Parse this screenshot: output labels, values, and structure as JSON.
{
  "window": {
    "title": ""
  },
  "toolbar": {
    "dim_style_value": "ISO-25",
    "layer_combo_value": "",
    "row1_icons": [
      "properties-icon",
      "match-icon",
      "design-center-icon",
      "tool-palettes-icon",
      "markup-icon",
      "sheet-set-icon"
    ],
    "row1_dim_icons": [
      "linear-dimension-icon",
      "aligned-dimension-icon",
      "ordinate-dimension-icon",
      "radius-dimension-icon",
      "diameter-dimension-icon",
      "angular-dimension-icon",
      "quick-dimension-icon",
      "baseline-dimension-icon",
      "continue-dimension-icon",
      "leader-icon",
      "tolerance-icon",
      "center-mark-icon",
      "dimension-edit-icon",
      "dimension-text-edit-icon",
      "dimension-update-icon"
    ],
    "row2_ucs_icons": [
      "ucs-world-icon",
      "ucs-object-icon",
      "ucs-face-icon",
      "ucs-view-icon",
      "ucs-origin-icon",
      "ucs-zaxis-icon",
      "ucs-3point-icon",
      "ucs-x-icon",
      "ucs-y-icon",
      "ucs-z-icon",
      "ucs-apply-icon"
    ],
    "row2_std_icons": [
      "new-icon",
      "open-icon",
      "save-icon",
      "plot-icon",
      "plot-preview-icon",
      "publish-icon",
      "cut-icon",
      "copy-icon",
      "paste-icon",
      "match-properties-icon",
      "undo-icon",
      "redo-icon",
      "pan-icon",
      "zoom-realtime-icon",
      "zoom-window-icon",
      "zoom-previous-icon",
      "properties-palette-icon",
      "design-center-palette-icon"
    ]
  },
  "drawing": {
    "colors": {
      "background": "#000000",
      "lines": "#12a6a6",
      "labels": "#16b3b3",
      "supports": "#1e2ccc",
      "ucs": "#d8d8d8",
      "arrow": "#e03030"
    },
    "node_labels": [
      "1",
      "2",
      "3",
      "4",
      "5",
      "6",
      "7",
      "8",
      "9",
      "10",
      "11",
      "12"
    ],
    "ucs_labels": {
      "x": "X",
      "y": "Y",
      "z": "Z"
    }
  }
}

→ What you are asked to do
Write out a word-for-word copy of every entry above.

→ Solution for this task
Parse this screenshot: output labels, values, and structure as JSON.
{
  "window": {
    "title": ""
  },
  "toolbar": {
    "dim_style_value": "ISO-25",
    "layer_combo_value": "",
    "row1_icons": [
      "properties-icon",
      "match-icon",
      "design-center-icon",
      "tool-palettes-icon",
      "markup-icon",
      "sheet-set-icon"
    ],
    "row1_dim_icons": [
      "linear-dimension-icon",
      "aligned-dimension-icon",
      "ordinate-dimension-icon",
      "radius-dimension-icon",
      "diameter-dimension-icon",
      "angular-dimension-icon",
      "quick-dimension-icon",
      "baseline-dimension-icon",
      "continue-dimension-icon",
      "leader-icon",
      "tolerance-icon",
      "center-mark-icon",
      "dimension-edit-icon",
      "dimension-text-edit-icon",
      "dimension-update-icon"
    ],
    "row2_ucs_icons": [
      "ucs-world-icon",
      "ucs-object-icon",
      "ucs-face-icon",
      "ucs-view-icon",
      "ucs-origin-icon",
      "ucs-zaxis-icon",
      "ucs-3point-icon",
      "ucs-x-icon",
      "ucs-y-icon",
      "ucs-z-icon",
      "ucs-apply-icon"
    ],
    "row2_std_icons": [
      "new-icon",
      "open-icon",
      "save-icon",
      "plot-icon",
      "plot-preview-icon",
      "publish-icon",
      "cut-icon",
      "copy-icon",
      "paste-icon",
      "match-properties-icon",
      "undo-icon",
      "redo-icon",
      "pan-icon",
      "zoom-realtime-icon",
      "zoom-window-icon",
      "zoom-previous-icon",
      "properties-palette-icon",
      "design-center-palette-icon"
    ]
  },
  "drawing": {
    "colors": {
      "background": "#000000",
      "lines": "#12a6a6",
      "labels": "#16b3b3",
      "supports": "#1e2ccc",
      "ucs": "#d8d8d8",
      "arrow": "#e03030"
    },
    "node_labels": [
      "1",
      "2",
      "3",
      "4",
      "5",
      "6",
      "7",
      "8",
      "9",
      "10",
      "11",
      "12"
    ],
    "ucs_labels": {
      "x": "X",
      "y": "Y",
      "z": "Z"
    }
  }
}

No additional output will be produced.